Task details:
Report the count of lines containing the word "username" in the entries below, and nothing more.

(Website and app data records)
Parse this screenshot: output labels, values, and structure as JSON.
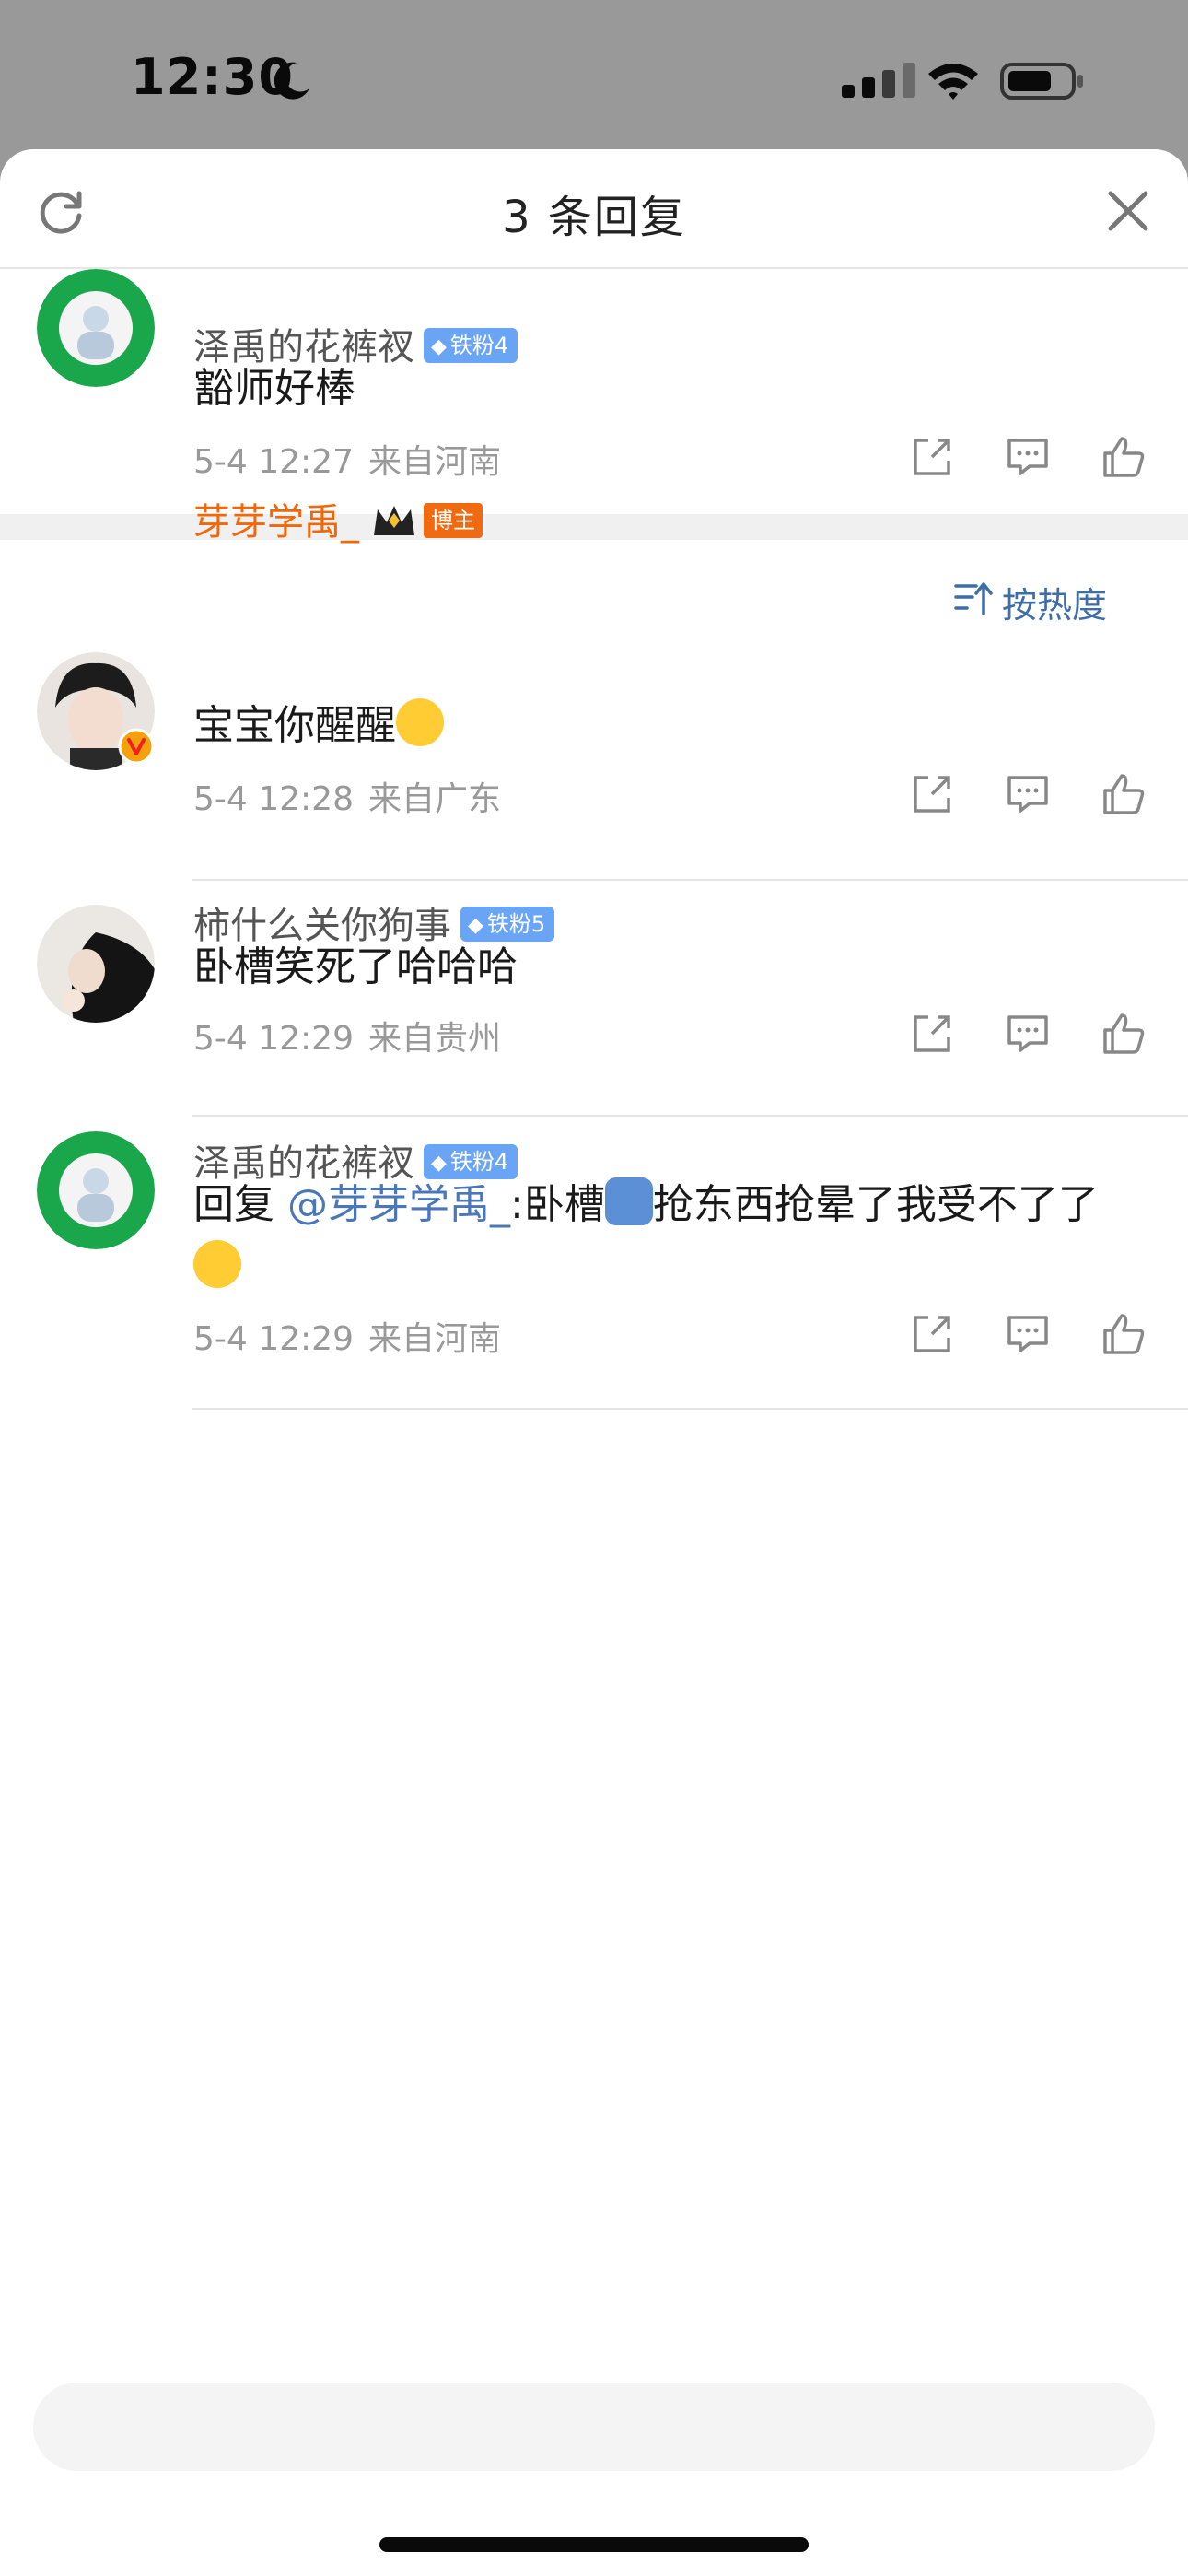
{
  "status_bar": {
    "time": "12:30"
  },
  "header": {
    "title": "3 条回复"
  },
  "root_comment": {
    "username": "泽禹的花裤衩",
    "badge": "铁粉4",
    "text": "豁师好棒",
    "date": "5-4 12:27",
    "location": "来自河南"
  },
  "sort": {
    "label": "按热度"
  },
  "replies": [
    {
      "username": "芽芽学禹_",
      "badge": "博主",
      "text": "宝宝你醒醒",
      "date": "5-4 12:28",
      "location": "来自广东"
    },
    {
      "username": "柿什么关你狗事",
      "badge": "铁粉5",
      "text": "卧槽笑死了哈哈哈",
      "date": "5-4 12:29",
      "location": "来自贵州"
    },
    {
      "username": "泽禹的花裤衩",
      "badge": "铁粉4",
      "reply_prefix": "回复 ",
      "mention": "@芽芽学禹_",
      "text_a": ":卧槽",
      "text_b": "抢东西抢晕了我受不了了",
      "date": "5-4 12:29",
      "location": "来自河南"
    }
  ],
  "icons": {
    "refresh": "refresh-icon",
    "close": "close-icon",
    "share": "share-icon",
    "comment": "comment-icon",
    "like": "like-icon",
    "sort": "sort-icon"
  },
  "colors": {
    "accent": "#4a77b7",
    "host_name": "#f0680a",
    "fan_badge": "#6aa5f5",
    "host_badge": "#f06a12"
  }
}
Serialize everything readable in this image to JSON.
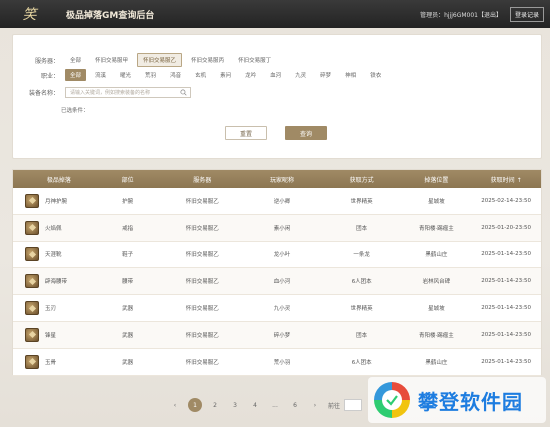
{
  "header": {
    "app_title": "极品掉落GM查询后台",
    "account_label": "管理员：hjjj6GM001【退出】",
    "logout_label": "登录记录"
  },
  "filters": {
    "server": {
      "label": "服务器：",
      "options": [
        "全部",
        "怀旧交易服甲",
        "怀旧交易服乙",
        "怀旧交易服丙",
        "怀旧交易服丁"
      ],
      "selected_index": 2
    },
    "profession": {
      "label": "职业：",
      "options": [
        "全部",
        "流溪",
        "曜光",
        "荒羽",
        "鸿音",
        "玄机",
        "素问",
        "龙吟",
        "血河",
        "九灵",
        "碎梦",
        "神相",
        "铁衣"
      ],
      "selected_index": 0
    },
    "equipment": {
      "label": "装备名称：",
      "placeholder": "请输入关键词，例如搜索装备的名称"
    },
    "conditions_label": "已选条件：",
    "reset_label": "重置",
    "query_label": "查询"
  },
  "table": {
    "columns": [
      "极品掉落",
      "部位",
      "服务器",
      "玩家昵称",
      "获取方式",
      "掉落位置",
      "获取时间 ↑"
    ],
    "rows": [
      {
        "item": "月神护腕",
        "slot": "护腕",
        "server": "怀旧交易服乙",
        "player": "逆小卿",
        "method": "世界精英",
        "location": "星城坡",
        "time": "2025-02-14-23:50"
      },
      {
        "item": "火焰佩",
        "slot": "戒指",
        "server": "怀旧交易服乙",
        "player": "素小闲",
        "method": "团本",
        "location": "青阳楼·踢瘤主",
        "time": "2025-01-20-23:50"
      },
      {
        "item": "天涯靴",
        "slot": "鞋子",
        "server": "怀旧交易服乙",
        "player": "龙小叶",
        "method": "一条龙",
        "location": "黑鹤山庄",
        "time": "2025-01-14-23:50"
      },
      {
        "item": "辟海腰带",
        "slot": "腰带",
        "server": "怀旧交易服乙",
        "player": "血小河",
        "method": "6人团本",
        "location": "岩林风台碑",
        "time": "2025-01-14-23:50"
      },
      {
        "item": "玉刃",
        "slot": "武器",
        "server": "怀旧交易服乙",
        "player": "九小灵",
        "method": "世界精英",
        "location": "星城坡",
        "time": "2025-01-14-23:50"
      },
      {
        "item": "锋星",
        "slot": "武器",
        "server": "怀旧交易服乙",
        "player": "碎小梦",
        "method": "团本",
        "location": "青阳楼·踢瘤主",
        "time": "2025-01-14-23:50"
      },
      {
        "item": "玉骨",
        "slot": "武器",
        "server": "怀旧交易服乙",
        "player": "荒小羽",
        "method": "6人团本",
        "location": "黑鹤山庄",
        "time": "2025-01-14-23:50"
      }
    ]
  },
  "pager": {
    "prev": "‹",
    "pages": [
      "1",
      "2",
      "3",
      "4",
      "...",
      "6"
    ],
    "next": "›",
    "goto_label": "前往"
  },
  "watermark": {
    "text": "攀登软件园"
  },
  "colors": {
    "accent": "#a08a65",
    "header_bg": "#2a2a2a"
  }
}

Response area:
4